Taoiseach urged to support Boston LGBT group
MassEquality calls on Kenny to make statement on their campaign to march with banners
Taoiseach Enda Kenny meeting US president Barack Obama in the Oval Office of the White House yesterday.
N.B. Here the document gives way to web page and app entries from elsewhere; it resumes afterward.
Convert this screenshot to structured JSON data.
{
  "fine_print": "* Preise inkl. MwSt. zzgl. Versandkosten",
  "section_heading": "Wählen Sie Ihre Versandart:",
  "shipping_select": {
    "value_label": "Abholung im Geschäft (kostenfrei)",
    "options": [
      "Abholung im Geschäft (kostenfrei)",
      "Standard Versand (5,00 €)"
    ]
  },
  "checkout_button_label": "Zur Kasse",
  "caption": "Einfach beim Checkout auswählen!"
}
Photograph: Getty
A US gay rights group has urged Taoiseach Enda Kenny to make a public statement during his visit to Boston tomorrow supporting their campaign to march openly with gay pride banners and colours in the city’s St Patrick’s Day parade.
MassEquality, the Boston advocacy group for lesbian, gay, bisexual and transsexual people, said that comments by Mr Kenny supporting their campaign to end the long-time exclusion of LGBT groups from marching in the South Boston parade with gay pride signs and banners would help their campaign.
The group said that his statement would also help local political leaders who have publicly supported the LGBT community in their right to march as openly gay participants in tomorrow’s march, the second-largest Paddy’s Day parade in the United States.
“A strong statement of support from the Prime Minister would not only help the LGBT community but help our allies in politics who have supported us during the process,” said Kara Coredini, executive director of MassEquality, which has been fighting for gay rights for a decade.
Negotiations to allow LGBT participants to march in the South Boston parade, brokered by recently elected Boston mayor Marty Walsh, appeared to have failed.
Mr Walsh, the son of Connemara immigrants, had hoped to devise a compromise agreement that would let members of MassEquality, including LGBT war veterans, march behind a banner displaying just the name of their organisation.
The mayor was still hopeful yesterday an eleventh-hour compromise could be reached to allow members of the LGBT community to participate in the parade.
“I am going to make one more pitch at it and we’ll see what happens,” Mr Walsh said after a news conference yesterday.
MassEquality said a compromise deal supposedly offered by organisers earlier this month was subsequently revoked, even though the terms of that agreement were unacceptable to the group.
“We already rejected the conditions and we will not be marching,” said Ms Coredini.
Mr Kenny, who will meet Mr Walsh tomorrow, has already been drawn into the controversy over the exclusion of openly LGBT groups in Fifth Avenue parade in New York City on Monday.
The Taoiseach has said that he is “happy” to march in Manhattan parade because it is “about our Irishness, not sexuality”.
New York City mayor Bill de Blasio, whom the Taoiseach will meet on Monday, has said he will not participate in the Manhattan parade while gay groups are excluded.